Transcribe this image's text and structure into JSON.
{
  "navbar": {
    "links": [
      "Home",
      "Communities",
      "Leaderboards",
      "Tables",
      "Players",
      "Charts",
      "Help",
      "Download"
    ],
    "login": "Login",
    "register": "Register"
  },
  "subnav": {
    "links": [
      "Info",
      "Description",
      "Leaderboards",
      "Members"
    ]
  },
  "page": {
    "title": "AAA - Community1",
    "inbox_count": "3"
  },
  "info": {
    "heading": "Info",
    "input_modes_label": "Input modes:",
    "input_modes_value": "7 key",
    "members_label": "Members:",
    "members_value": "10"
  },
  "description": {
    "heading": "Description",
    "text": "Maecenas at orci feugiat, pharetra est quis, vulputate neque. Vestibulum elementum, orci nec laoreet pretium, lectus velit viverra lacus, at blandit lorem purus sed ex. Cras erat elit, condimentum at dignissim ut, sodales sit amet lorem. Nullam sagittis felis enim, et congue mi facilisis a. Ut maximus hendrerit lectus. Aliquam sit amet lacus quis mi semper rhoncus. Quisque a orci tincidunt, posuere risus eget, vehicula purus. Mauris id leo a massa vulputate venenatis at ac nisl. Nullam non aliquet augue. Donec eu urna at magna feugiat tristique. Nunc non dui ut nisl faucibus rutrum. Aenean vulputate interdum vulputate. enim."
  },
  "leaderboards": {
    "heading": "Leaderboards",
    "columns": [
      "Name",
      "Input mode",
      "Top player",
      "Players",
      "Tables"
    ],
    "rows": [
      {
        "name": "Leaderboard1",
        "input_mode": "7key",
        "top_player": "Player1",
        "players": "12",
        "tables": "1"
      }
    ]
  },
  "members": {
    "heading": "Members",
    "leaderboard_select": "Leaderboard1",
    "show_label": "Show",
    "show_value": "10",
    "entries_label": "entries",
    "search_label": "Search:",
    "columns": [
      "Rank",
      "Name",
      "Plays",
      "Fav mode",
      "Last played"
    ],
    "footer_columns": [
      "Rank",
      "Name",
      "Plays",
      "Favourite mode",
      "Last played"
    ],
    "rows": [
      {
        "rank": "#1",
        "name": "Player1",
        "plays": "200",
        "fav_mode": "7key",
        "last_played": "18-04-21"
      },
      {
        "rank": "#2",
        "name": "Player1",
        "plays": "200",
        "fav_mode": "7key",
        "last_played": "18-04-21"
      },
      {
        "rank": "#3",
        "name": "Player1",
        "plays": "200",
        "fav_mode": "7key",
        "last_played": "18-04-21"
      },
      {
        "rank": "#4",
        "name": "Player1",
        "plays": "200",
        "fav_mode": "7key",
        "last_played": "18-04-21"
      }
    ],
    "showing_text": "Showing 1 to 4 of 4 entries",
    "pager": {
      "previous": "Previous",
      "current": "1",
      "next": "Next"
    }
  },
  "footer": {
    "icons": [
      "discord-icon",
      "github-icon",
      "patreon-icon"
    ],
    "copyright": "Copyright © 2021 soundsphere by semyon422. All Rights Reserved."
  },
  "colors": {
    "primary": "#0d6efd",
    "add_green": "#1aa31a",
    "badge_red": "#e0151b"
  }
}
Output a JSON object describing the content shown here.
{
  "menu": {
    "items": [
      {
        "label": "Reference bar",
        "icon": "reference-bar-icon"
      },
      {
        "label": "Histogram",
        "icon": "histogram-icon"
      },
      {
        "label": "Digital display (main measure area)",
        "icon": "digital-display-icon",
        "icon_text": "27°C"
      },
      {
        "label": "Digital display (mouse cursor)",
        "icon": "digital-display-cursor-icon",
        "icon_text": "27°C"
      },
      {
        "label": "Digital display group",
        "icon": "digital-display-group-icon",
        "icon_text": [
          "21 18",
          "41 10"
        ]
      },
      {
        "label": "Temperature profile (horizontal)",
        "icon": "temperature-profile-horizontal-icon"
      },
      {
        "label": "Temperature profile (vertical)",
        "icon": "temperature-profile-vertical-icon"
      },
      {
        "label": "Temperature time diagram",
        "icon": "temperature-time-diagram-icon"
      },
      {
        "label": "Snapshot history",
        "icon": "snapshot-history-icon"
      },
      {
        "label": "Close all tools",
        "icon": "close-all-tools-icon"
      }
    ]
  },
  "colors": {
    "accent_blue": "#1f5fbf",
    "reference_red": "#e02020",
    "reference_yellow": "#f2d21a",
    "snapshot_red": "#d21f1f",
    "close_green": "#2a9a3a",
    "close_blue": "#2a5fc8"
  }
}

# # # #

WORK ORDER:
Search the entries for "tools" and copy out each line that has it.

WORKED SOLUTION:
        "label": "Close all tools",
        "icon": "close-all-tools-icon"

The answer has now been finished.